Most of us have to write reports to communicate information within and outside our organizations and time is always an issue. However, a badly written report risks remaining unread and its objectives not being reached. Effective report writing is one of the best ways of influencing and persuading the right people and leaves a permanent record of your research and thought processes.
- Participants on this course will gain tools, learn techniques and practice skills leading to increased technical writing confidence.
- Starting at a basic level, the course will equip participants with an ability to write technical reports and documents in such a way as to help the readers to understand what they did not understand before.
- Complex matters that have to be communicated in writing can either be confusing or can be clear.
- Introduction to technical writing
- The need for clear and concise technical writing
- Objectives of technical writing
- Categories of readers
- Expressing versus impressing
- The development process
- Preparing to write (writing objective, identify readers, perform research)
- Organizing the writing - methods of organization (general to specific, specific to general, chronological, sequential, cause and effect, spatial, comparison)
- Document outlining – mind mapping, outline formats, outline styles
- The rough draft
- Revising the document – activate, clarify and simplify the writing, fog index principle
Advanced Level Skills
- Elements of technical writing
- Technical definitions
- Technical descriptions
- Technical instructions
- Formats of technical writing – formal technical report
- Establish framework
- Terms of reference – subject matter, purpose for writing, reader of the report
- Structure of a report (main sections) – introduction, main body
- (findings/observations/discussions), conclusion, recommendations, executive summary, other sections.

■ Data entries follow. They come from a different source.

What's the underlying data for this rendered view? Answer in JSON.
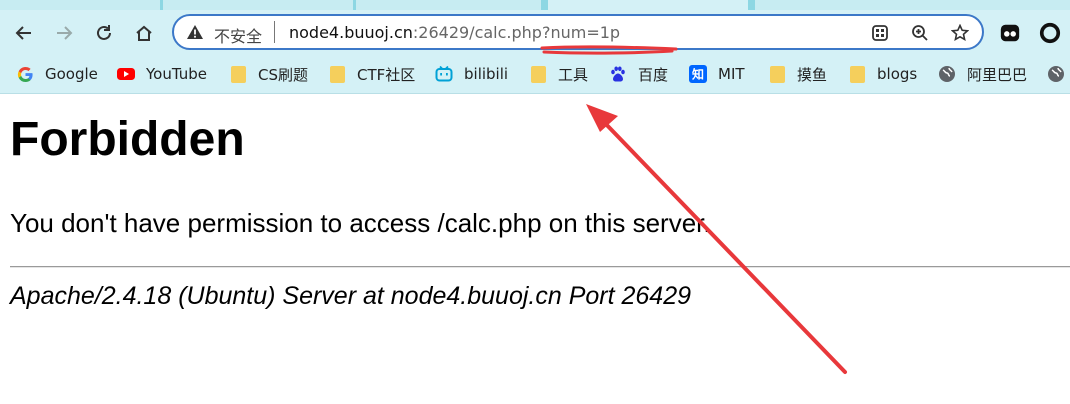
{
  "browser": {
    "omnibox": {
      "security_label": "不安全",
      "url_host": "node4.buuoj.cn",
      "url_rest": ":26429/calc.php?num=1p"
    },
    "bookmarks": [
      {
        "label": "Google",
        "icon": "google-icon"
      },
      {
        "label": "YouTube",
        "icon": "youtube-icon"
      },
      {
        "label": "CS刷题",
        "icon": "folder-icon"
      },
      {
        "label": "CTF社区",
        "icon": "folder-icon"
      },
      {
        "label": "bilibili",
        "icon": "bilibili-icon"
      },
      {
        "label": "工具",
        "icon": "folder-icon"
      },
      {
        "label": "百度",
        "icon": "baidu-icon"
      },
      {
        "label": "MIT",
        "icon": "zhihu-icon"
      },
      {
        "label": "摸鱼",
        "icon": "folder-icon"
      },
      {
        "label": "blogs",
        "icon": "folder-icon"
      },
      {
        "label": "阿里巴巴",
        "icon": "globe-icon"
      }
    ]
  },
  "page": {
    "title": "Forbidden",
    "message": "You don't have permission to access /calc.php on this server.",
    "server_signature": "Apache/2.4.18 (Ubuntu) Server at node4.buuoj.cn Port 26429"
  },
  "colors": {
    "toolbar_bg": "#d4f1f6",
    "omnibox_border": "#3c78c8",
    "annotation_red": "#e8383b",
    "folder": "#f5cf5c"
  }
}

- Case study: Developing awareness of fact and opinion
- Practical session: Writing a formal report with investigation of faulty models.
Advanced Level Skills (continued)

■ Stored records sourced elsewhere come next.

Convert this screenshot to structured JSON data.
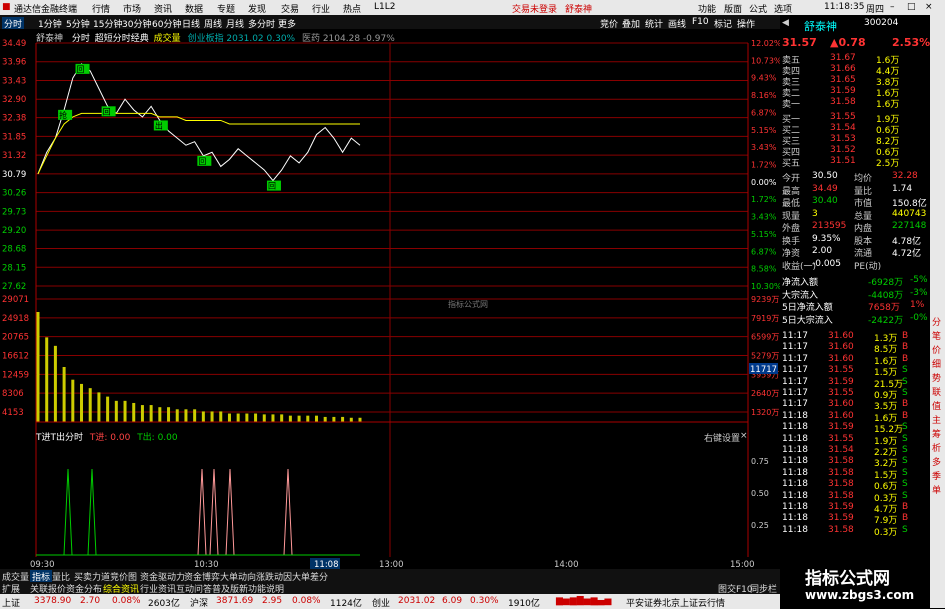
{
  "titlebar": {
    "app": "通达信金融终端",
    "menus": [
      "行情",
      "市场",
      "资讯",
      "数据",
      "专题",
      "发现",
      "交易",
      "行业",
      "热点",
      "L1L2"
    ],
    "login": "交易未登录",
    "stock": "舒泰神",
    "right_menus": [
      "功能",
      "版面",
      "公式",
      "选项"
    ],
    "time": "11:18:35",
    "weekday": "周四"
  },
  "tabs": [
    "分时",
    "1分钟",
    "5分钟",
    "15分钟",
    "30分钟",
    "60分钟",
    "日线",
    "周线",
    "月线",
    "多分时",
    "更多"
  ],
  "chart_tools": [
    "竞价",
    "叠加",
    "统计",
    "画线",
    "F10",
    "标记",
    "操作"
  ],
  "info": {
    "stock": "舒泰神",
    "mode": "分时",
    "formula": "超短分时经典",
    "vol": "成交量",
    "idx": "创业板指 2031.02 0.30%",
    "sector": "医药 2104.28 -0.97%"
  },
  "chart_data": {
    "type": "line",
    "title": "舒泰神 分时",
    "prev_close": 30.79,
    "y_ticks": [
      "34.49",
      "33.96",
      "33.43",
      "32.90",
      "32.38",
      "31.85",
      "31.32",
      "30.79",
      "30.26",
      "29.73",
      "29.20",
      "28.68",
      "28.15",
      "27.62"
    ],
    "pct_ticks": [
      "12.02%",
      "10.73%",
      "9.43%",
      "8.16%",
      "6.87%",
      "5.15%",
      "3.43%",
      "1.72%",
      "0.00%",
      "1.72%",
      "3.43%",
      "5.15%",
      "6.87%",
      "8.58%",
      "10.30%"
    ],
    "vol_ticks": [
      "29071",
      "24918",
      "20765",
      "16612",
      "12459",
      "8306",
      "4153"
    ],
    "vol_right": [
      "9239万",
      "7919万",
      "6599万",
      "5279万",
      "3959万",
      "2640万",
      "1320万"
    ],
    "vol_last": "11717",
    "time_ticks": [
      "09:30",
      "10:30",
      "11:08",
      "13:00",
      "14:00",
      "15:00"
    ],
    "price": [
      30.79,
      31.4,
      31.8,
      32.6,
      33.5,
      33.9,
      33.7,
      33.2,
      32.7,
      32.5,
      32.9,
      32.6,
      32.4,
      32.7,
      32.3,
      32.0,
      31.8,
      31.6,
      31.7,
      31.3,
      31.4,
      31.0,
      31.2,
      31.5,
      31.3,
      31.1,
      30.9,
      30.6,
      30.9,
      31.3,
      31.1,
      31.4,
      31.9,
      32.1,
      31.8,
      31.4,
      31.8,
      31.6
    ],
    "avg": [
      30.79,
      31.3,
      31.8,
      32.2,
      32.4,
      32.5,
      32.5,
      32.5,
      32.5,
      32.5,
      32.5,
      32.5,
      32.5,
      32.5,
      32.4,
      32.4,
      32.4,
      32.3,
      32.3,
      32.3,
      32.3,
      32.3,
      32.2,
      32.2,
      32.2,
      32.2,
      32.2,
      32.2,
      32.2,
      32.2,
      32.2,
      32.2,
      32.2,
      32.2,
      32.2,
      32.2,
      32.2,
      32.2
    ],
    "volume": [
      26000,
      20000,
      18000,
      13000,
      10000,
      9000,
      8000,
      7000,
      6000,
      5000,
      5000,
      4500,
      4000,
      4000,
      3500,
      3500,
      3000,
      3000,
      3000,
      2500,
      2500,
      2500,
      2000,
      2000,
      2000,
      2000,
      1800,
      1800,
      1800,
      1500,
      1500,
      1500,
      1500,
      1200,
      1200,
      1200,
      1000,
      1000
    ],
    "labels": [
      "抢",
      "回",
      "回",
      "出",
      "回",
      "回"
    ]
  },
  "indicator": {
    "title": "T进T出分时",
    "t_in": "T进: 0.00",
    "t_out": "T出: 0.00",
    "y_ticks": [
      "0.75",
      "0.50",
      "0.25"
    ],
    "settings": "右键设置"
  },
  "quote": {
    "name": "舒泰神",
    "code": "300204",
    "price": "31.57",
    "change": "▲0.78",
    "pct": "2.53%",
    "asks": [
      [
        "卖五",
        "31.67",
        "1.6万"
      ],
      [
        "卖四",
        "31.66",
        "4.4万"
      ],
      [
        "卖三",
        "31.65",
        "3.8万"
      ],
      [
        "卖二",
        "31.59",
        "1.6万"
      ],
      [
        "卖一",
        "31.58",
        "1.6万"
      ]
    ],
    "bids": [
      [
        "买一",
        "31.55",
        "1.9万"
      ],
      [
        "买二",
        "31.54",
        "0.6万"
      ],
      [
        "买三",
        "31.53",
        "8.2万"
      ],
      [
        "买四",
        "31.52",
        "0.6万"
      ],
      [
        "买五",
        "31.51",
        "2.5万"
      ]
    ],
    "stats": [
      [
        "今开",
        "30.50",
        "均价",
        "32.28"
      ],
      [
        "最高",
        "34.49",
        "量比",
        "1.74"
      ],
      [
        "最低",
        "30.40",
        "市值",
        "150.8亿"
      ],
      [
        "现量",
        "3",
        "总量",
        "440743"
      ],
      [
        "外盘",
        "213595",
        "内盘",
        "227148"
      ],
      [
        "换手",
        "9.35%",
        "股本",
        "4.78亿"
      ],
      [
        "净资",
        "2.00",
        "流通",
        "4.72亿"
      ],
      [
        "收益(一)",
        "-0.005",
        "PE(动)",
        ""
      ]
    ],
    "flows": [
      [
        "净流入额",
        "-6928万",
        "-5%"
      ],
      [
        "大宗流入",
        "-4408万",
        "-3%"
      ],
      [
        "5日净流入额",
        "7658万",
        "1%"
      ],
      [
        "5日大宗流入",
        "-2422万",
        "-0%"
      ]
    ],
    "ticks": [
      [
        "11:17",
        "31.60",
        "1.3万",
        "B"
      ],
      [
        "11:17",
        "31.60",
        "8.5万",
        "B"
      ],
      [
        "11:17",
        "31.60",
        "1.6万",
        "B"
      ],
      [
        "11:17",
        "31.55",
        "1.5万",
        "S"
      ],
      [
        "11:17",
        "31.59",
        "21.5万",
        "S"
      ],
      [
        "11:17",
        "31.55",
        "0.9万",
        "S"
      ],
      [
        "11:17",
        "31.60",
        "3.5万",
        "B"
      ],
      [
        "11:18",
        "31.60",
        "1.6万",
        "B"
      ],
      [
        "11:18",
        "31.59",
        "15.2万",
        "S"
      ],
      [
        "11:18",
        "31.55",
        "1.9万",
        "S"
      ],
      [
        "11:18",
        "31.54",
        "2.2万",
        "S"
      ],
      [
        "11:18",
        "31.58",
        "3.2万",
        "S"
      ],
      [
        "11:18",
        "31.58",
        "1.5万",
        "S"
      ],
      [
        "11:18",
        "31.58",
        "0.6万",
        "S"
      ],
      [
        "11:18",
        "31.58",
        "0.3万",
        "S"
      ],
      [
        "11:18",
        "31.59",
        "4.7万",
        "B"
      ],
      [
        "11:18",
        "31.59",
        "7.9万",
        "B"
      ],
      [
        "11:18",
        "31.58",
        "0.3万",
        "S"
      ]
    ]
  },
  "sidebar": [
    "分",
    "笔",
    "价",
    "细",
    "势",
    "联",
    "值",
    "主",
    "筹",
    "析",
    "多",
    "季",
    "单"
  ],
  "bottom_tabs": [
    "成交量",
    "指标",
    "量比",
    "买卖力道",
    "竞价图",
    "资金驱动力",
    "资金博弈",
    "大单动向",
    "涨跌动因",
    "大单差分"
  ],
  "bottom_sub": [
    "扩展",
    "关联报价",
    "资金分布",
    "综合资讯",
    "行业资讯",
    "互动问答",
    "普及版新功能说明"
  ],
  "bottom_right": [
    "图交F10",
    "同步栏"
  ],
  "status": [
    [
      "上证",
      "3378.90",
      "2.70",
      "0.08%",
      "2603亿"
    ],
    [
      "沪深",
      "3871.69",
      "2.95",
      "0.08%",
      "1124亿"
    ],
    [
      "创业",
      "2031.02",
      "6.09",
      "0.30%",
      "1910亿"
    ]
  ],
  "status_right": "平安证券北京上证云行情",
  "watermark": "指标公式网",
  "logo": {
    "cn": "指标公式网",
    "url": "www.zbgs3.com"
  }
}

- Formats of technical writing – memo report
- Basic structure
- Types of reports – (feasibility study, progress / status, test, fault)
- Other technical documentation

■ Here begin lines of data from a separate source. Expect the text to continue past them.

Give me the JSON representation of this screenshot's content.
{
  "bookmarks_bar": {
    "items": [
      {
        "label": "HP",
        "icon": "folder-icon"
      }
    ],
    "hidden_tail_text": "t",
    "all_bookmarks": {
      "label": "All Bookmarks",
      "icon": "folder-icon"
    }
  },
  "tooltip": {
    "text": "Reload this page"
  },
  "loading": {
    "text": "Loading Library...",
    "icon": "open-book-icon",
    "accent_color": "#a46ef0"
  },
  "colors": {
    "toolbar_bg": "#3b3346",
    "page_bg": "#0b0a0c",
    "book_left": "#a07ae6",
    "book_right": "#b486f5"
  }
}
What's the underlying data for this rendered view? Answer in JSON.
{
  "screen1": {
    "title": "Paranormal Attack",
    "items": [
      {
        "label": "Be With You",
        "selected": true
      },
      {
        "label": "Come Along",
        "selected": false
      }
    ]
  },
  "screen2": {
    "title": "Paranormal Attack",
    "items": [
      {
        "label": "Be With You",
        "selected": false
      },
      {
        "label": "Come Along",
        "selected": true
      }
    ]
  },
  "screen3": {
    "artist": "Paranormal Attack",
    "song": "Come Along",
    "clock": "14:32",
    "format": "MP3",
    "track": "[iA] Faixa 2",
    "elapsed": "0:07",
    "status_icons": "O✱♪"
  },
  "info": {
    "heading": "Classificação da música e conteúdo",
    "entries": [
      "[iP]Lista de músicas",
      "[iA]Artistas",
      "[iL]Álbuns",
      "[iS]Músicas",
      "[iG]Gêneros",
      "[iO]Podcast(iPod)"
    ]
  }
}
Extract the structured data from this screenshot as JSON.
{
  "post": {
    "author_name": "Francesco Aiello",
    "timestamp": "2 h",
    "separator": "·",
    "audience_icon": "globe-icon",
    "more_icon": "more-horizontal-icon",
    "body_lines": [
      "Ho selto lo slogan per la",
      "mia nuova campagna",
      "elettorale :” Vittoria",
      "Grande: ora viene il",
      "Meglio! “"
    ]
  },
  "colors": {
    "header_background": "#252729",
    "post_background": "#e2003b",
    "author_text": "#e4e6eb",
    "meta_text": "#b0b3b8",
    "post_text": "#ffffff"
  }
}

- Technical proposal
- Technical manual – operations and maintenance
- Journal article
- Specification writing
- Specifications and the design process
- Fundamentals of specification writing using a quality function deployment technique
- Applying the QFD method – an 8 step process
- Creating a specification template
- Problem solving: Analysis of a specification
A variety of methodologies will be used during the course that includes:
- (30%) Based on Case Studies
- (30%) Techniques
- (30%) Role Play
- (10%) Concepts
- Pre-test and Post-test
- Variety of Learning Methods
- Case Studies and Self Questionaires
- Group Work
Who should attend
- Any staff member who is beginning to take responsibility for generating and conveying business information will find this course essential.
- It is therefore aimed primarily at middle and junior management as well as first line employees such as technicians and junior engineers.
- Administrative support staff may also benefit from attendance on this course as they will have a deeper understanding of the elements of report writing and their role in it.